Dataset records

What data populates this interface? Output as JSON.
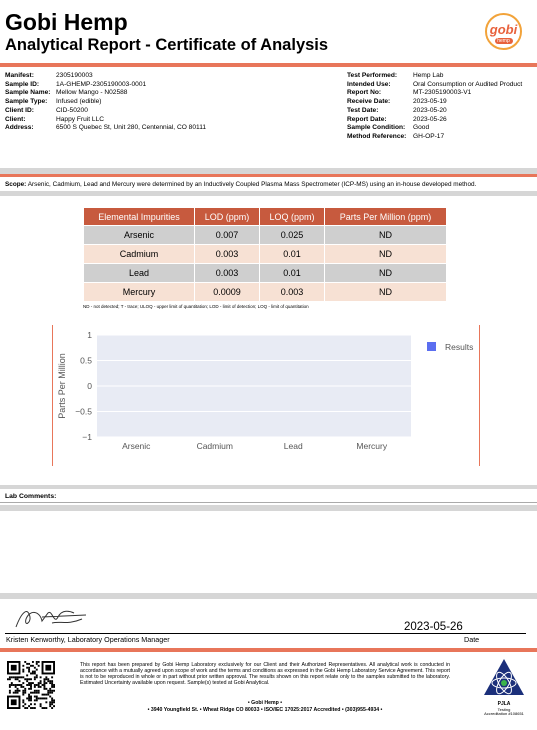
{
  "header": {
    "company": "Gobi Hemp",
    "report_title": "Analytical Report - Certificate of Analysis",
    "logo_text": "gobi",
    "logo_subtext": "hemp"
  },
  "info_left": [
    {
      "label": "Manifest:",
      "value": "2305190003"
    },
    {
      "label": "Sample ID:",
      "value": "1A-GHEMP-2305190003-0001"
    },
    {
      "label": "Sample Name:",
      "value": "Mellow Mango - N02588"
    },
    {
      "label": "Sample Type:",
      "value": "Infused (edible)"
    },
    {
      "label": "Client ID:",
      "value": "CID-50200"
    },
    {
      "label": "Client:",
      "value": "Happy Fruit LLC"
    },
    {
      "label": "Address:",
      "value": "6500 S Quebec St, Unit 280, Centennial, CO 80111"
    }
  ],
  "info_right": [
    {
      "label": "Test Performed:",
      "value": "Hemp Lab"
    },
    {
      "label": "Intended Use:",
      "value": "Oral Consumption or Audited Product"
    },
    {
      "label": "Report No:",
      "value": "MT-2305190003-V1"
    },
    {
      "label": "Receive Date:",
      "value": "2023-05-19"
    },
    {
      "label": "Test Date:",
      "value": "2023-05-20"
    },
    {
      "label": "Report Date:",
      "value": "2023-05-26"
    },
    {
      "label": "Sample Condition:",
      "value": "Good"
    },
    {
      "label": "Method Reference:",
      "value": "GH-OP-17"
    }
  ],
  "scope": {
    "label": "Scope:",
    "text": "Arsenic, Cadmium, Lead and Mercury were determined by an Inductively Coupled Plasma Mass Spectrometer (ICP-MS) using an in-house developed method."
  },
  "table": {
    "headers": [
      "Elemental Impurities",
      "LOD (ppm)",
      "LOQ (ppm)",
      "Parts Per Million (ppm)"
    ],
    "rows": [
      [
        "Arsenic",
        "0.007",
        "0.025",
        "ND"
      ],
      [
        "Cadmium",
        "0.003",
        "0.01",
        "ND"
      ],
      [
        "Lead",
        "0.003",
        "0.01",
        "ND"
      ],
      [
        "Mercury",
        "0.0009",
        "0.003",
        "ND"
      ]
    ],
    "note": "ND - not detected; T - trace; ULOQ - upper limit of quantitation; LOD - limit of detection; LOQ - limit of quantitation"
  },
  "chart_data": {
    "type": "bar",
    "categories": [
      "Arsenic",
      "Cadmium",
      "Lead",
      "Mercury"
    ],
    "series": [
      {
        "name": "Results",
        "values": [
          0,
          0,
          0,
          0
        ]
      }
    ],
    "ylabel": "Parts Per Million",
    "xlabel": "",
    "ylim": [
      -1,
      1
    ],
    "yticks": [
      "1",
      "0.5",
      "0",
      "−0.5",
      "−1"
    ],
    "legend_position": "top-right",
    "colors": {
      "series": "#5b6ef0",
      "plot_bg": "#e8ebf4"
    }
  },
  "lab_comments": {
    "label": "Lab Comments:",
    "text": ""
  },
  "signature": {
    "name": "Kristen Kenworthy, Laboratory Operations Manager",
    "date": "2023-05-26",
    "date_label": "Date"
  },
  "footer": {
    "disclaimer": "This report has been prepared by Gobi Hemp Laboratory exclusively for our Client and their Authorized Representatives. All analytical work is conducted in accordance with a mutually agreed upon scope of work and the terms and conditions as expressed in the Gobi Hemp Laboratory Service Agreement. This report is not to be reproduced in whole or in part without prior written approval. The results shown on this report relate only to the samples submitted to the laboratory. Estimated Uncertainty available upon request. Sample(s) tested at Gobi Analytical.",
    "addr_title": "• Gobi Hemp •",
    "addr_line": "• 3940 Youngfield St. • Wheat Ridge CO 80033 • ISO/IEC 17025:2017 Accredited • (303)955-4934 •",
    "pjla_name": "PJLA",
    "pjla_line1": "Testing",
    "pjla_line2": "Accreditation #108651"
  },
  "colors": {
    "accent": "#e8765a",
    "header_cell": "#c75a3e",
    "row_grey": "#cfcfcf",
    "row_peach": "#f7e1d4"
  }
}
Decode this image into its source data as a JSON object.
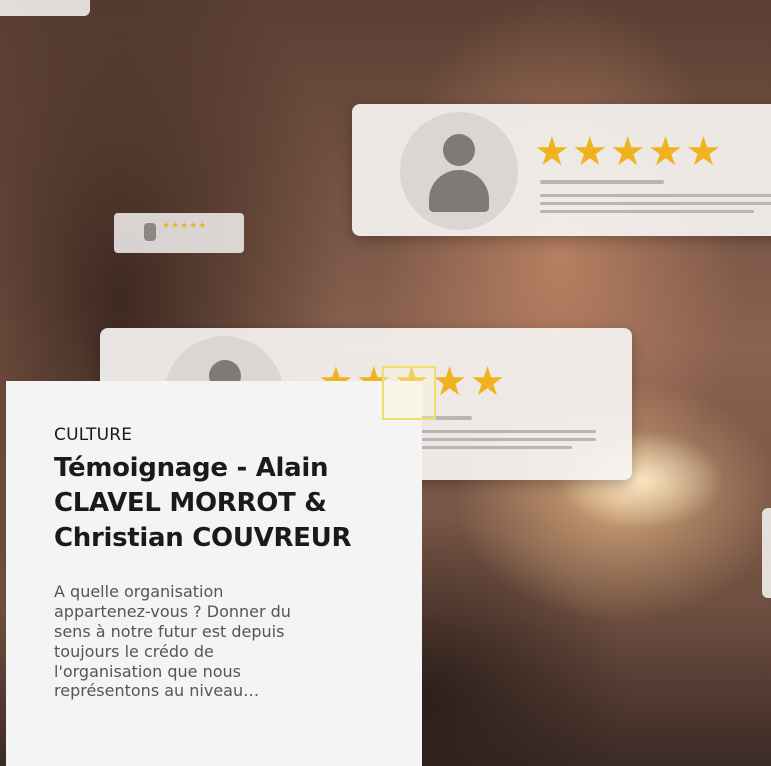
{
  "article": {
    "category": "CULTURE",
    "title": "Témoignage - Alain CLAVEL MORROT & Christian COUVREUR",
    "excerpt": "A quelle organisation appartenez-vous ? Donner du sens à notre futur est depuis toujours le crédo de l'organisation que nous représentons au niveau…"
  },
  "image": {
    "rating_cards": [
      {
        "stars": "★★★★★",
        "rating": 5
      },
      {
        "stars": "★★★★★",
        "rating": 5
      }
    ],
    "star_color": "#f0b31f"
  },
  "colors": {
    "panel_background": "#f4f4f4",
    "title_color": "#1a1a1a",
    "excerpt_color": "#555555"
  }
}
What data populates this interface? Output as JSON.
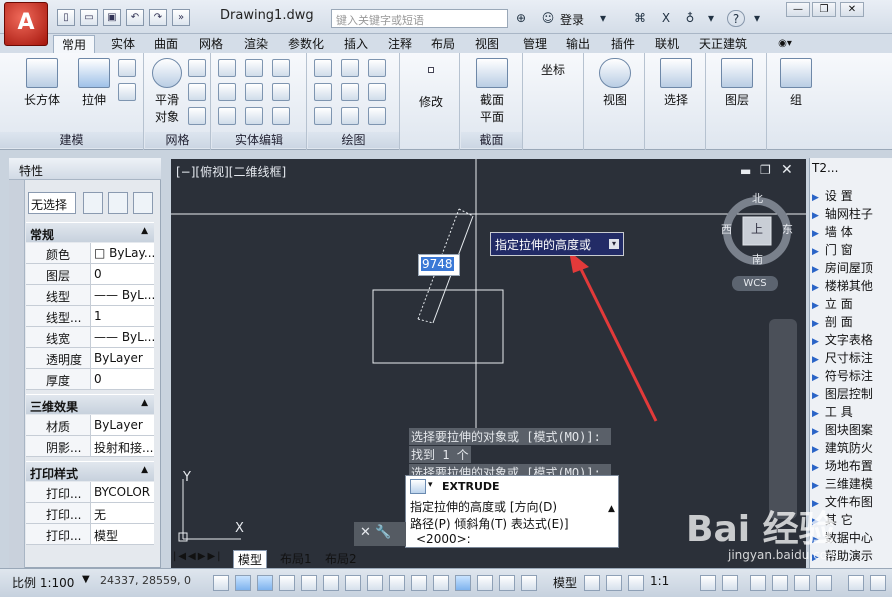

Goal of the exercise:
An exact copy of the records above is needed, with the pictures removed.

Result of the exercise:
What data populates this interface? Output as JSON.
{
  "header": {
    "company": "Gobi Hemp",
    "report_title": "Analytical Report - Certificate of Analysis",
    "logo_text": "gobi",
    "logo_subtext": "hemp"
  },
  "info_left": [
    {
      "label": "Manifest:",
      "value": "2305190003"
    },
    {
      "label": "Sample ID:",
      "value": "1A-GHEMP-2305190003-0001"
    },
    {
      "label": "Sample Name:",
      "value": "Mellow Mango - N02588"
    },
    {
      "label": "Sample Type:",
      "value": "Infused (edible)"
    },
    {
      "label": "Client ID:",
      "value": "CID-50200"
    },
    {
      "label": "Client:",
      "value": "Happy Fruit LLC"
    },
    {
      "label": "Address:",
      "value": "6500 S Quebec St, Unit 280, Centennial, CO 80111"
    }
  ],
  "info_right": [
    {
      "label": "Test Performed:",
      "value": "Hemp Lab"
    },
    {
      "label": "Intended Use:",
      "value": "Oral Consumption or Audited Product"
    },
    {
      "label": "Report No:",
      "value": "MT-2305190003-V1"
    },
    {
      "label": "Receive Date:",
      "value": "2023-05-19"
    },
    {
      "label": "Test Date:",
      "value": "2023-05-20"
    },
    {
      "label": "Report Date:",
      "value": "2023-05-26"
    },
    {
      "label": "Sample Condition:",
      "value": "Good"
    },
    {
      "label": "Method Reference:",
      "value": "GH-OP-17"
    }
  ],
  "scope": {
    "label": "Scope:",
    "text": "Arsenic, Cadmium, Lead and Mercury were determined by an Inductively Coupled Plasma Mass Spectrometer (ICP-MS) using an in-house developed method."
  },
  "table": {
    "headers": [
      "Elemental Impurities",
      "LOD (ppm)",
      "LOQ (ppm)",
      "Parts Per Million (ppm)"
    ],
    "rows": [
      [
        "Arsenic",
        "0.007",
        "0.025",
        "ND"
      ],
      [
        "Cadmium",
        "0.003",
        "0.01",
        "ND"
      ],
      [
        "Lead",
        "0.003",
        "0.01",
        "ND"
      ],
      [
        "Mercury",
        "0.0009",
        "0.003",
        "ND"
      ]
    ],
    "note": "ND - not detected; T - trace; ULOQ - upper limit of quantitation; LOD - limit of detection; LOQ - limit of quantitation"
  },
  "chart_data": {
    "type": "bar",
    "categories": [
      "Arsenic",
      "Cadmium",
      "Lead",
      "Mercury"
    ],
    "series": [
      {
        "name": "Results",
        "values": [
          0,
          0,
          0,
          0
        ]
      }
    ],
    "ylabel": "Parts Per Million",
    "xlabel": "",
    "ylim": [
      -1,
      1
    ],
    "yticks": [
      "1",
      "0.5",
      "0",
      "−0.5",
      "−1"
    ],
    "legend_position": "top-right",
    "colors": {
      "series": "#5b6ef0",
      "plot_bg": "#e8ebf4"
    }
  },
  "lab_comments": {
    "label": "Lab Comments:",
    "text": ""
  },
  "signature": {
    "name": "Kristen Kenworthy, Laboratory Operations Manager",
    "date": "2023-05-26",
    "date_label": "Date"
  },
  "footer": {
    "disclaimer": "This report has been prepared by Gobi Hemp Laboratory exclusively for our Client and their Authorized Representatives. All analytical work is conducted in accordance with a mutually agreed upon scope of work and the terms and conditions as expressed in the Gobi Hemp Laboratory Service Agreement. This report is not to be reproduced in whole or in part without prior written approval. The results shown on this report relate only to the samples submitted to the laboratory. Estimated Uncertainty available upon request. Sample(s) tested at Gobi Analytical.",
    "addr_title": "• Gobi Hemp •",
    "addr_line": "• 3940 Youngfield St. • Wheat Ridge CO 80033 • ISO/IEC 17025:2017 Accredited • (303)955-4934 •",
    "pjla_name": "PJLA",
    "pjla_line1": "Testing",
    "pjla_line2": "Accreditation #108651"
  },
  "colors": {
    "accent": "#e8765a",
    "header_cell": "#c75a3e",
    "row_grey": "#cfcfcf",
    "row_peach": "#f7e1d4"
  }
}
Decode this image into its source data as a JSON object.
{
  "article": {
    "category": "CULTURE",
    "title": "Témoignage - Alain CLAVEL MORROT & Christian COUVREUR",
    "excerpt": "A quelle organisation appartenez-vous ? Donner du sens à notre futur est depuis toujours le crédo de l'organisation que nous représentons au niveau…"
  },
  "image": {
    "rating_cards": [
      {
        "stars": "★★★★★",
        "rating": 5
      },
      {
        "stars": "★★★★★",
        "rating": 5
      }
    ],
    "star_color": "#f0b31f"
  },
  "colors": {
    "panel_background": "#f4f4f4",
    "title_color": "#1a1a1a",
    "excerpt_color": "#555555"
  }
}
What data populates this interface? Output as JSON.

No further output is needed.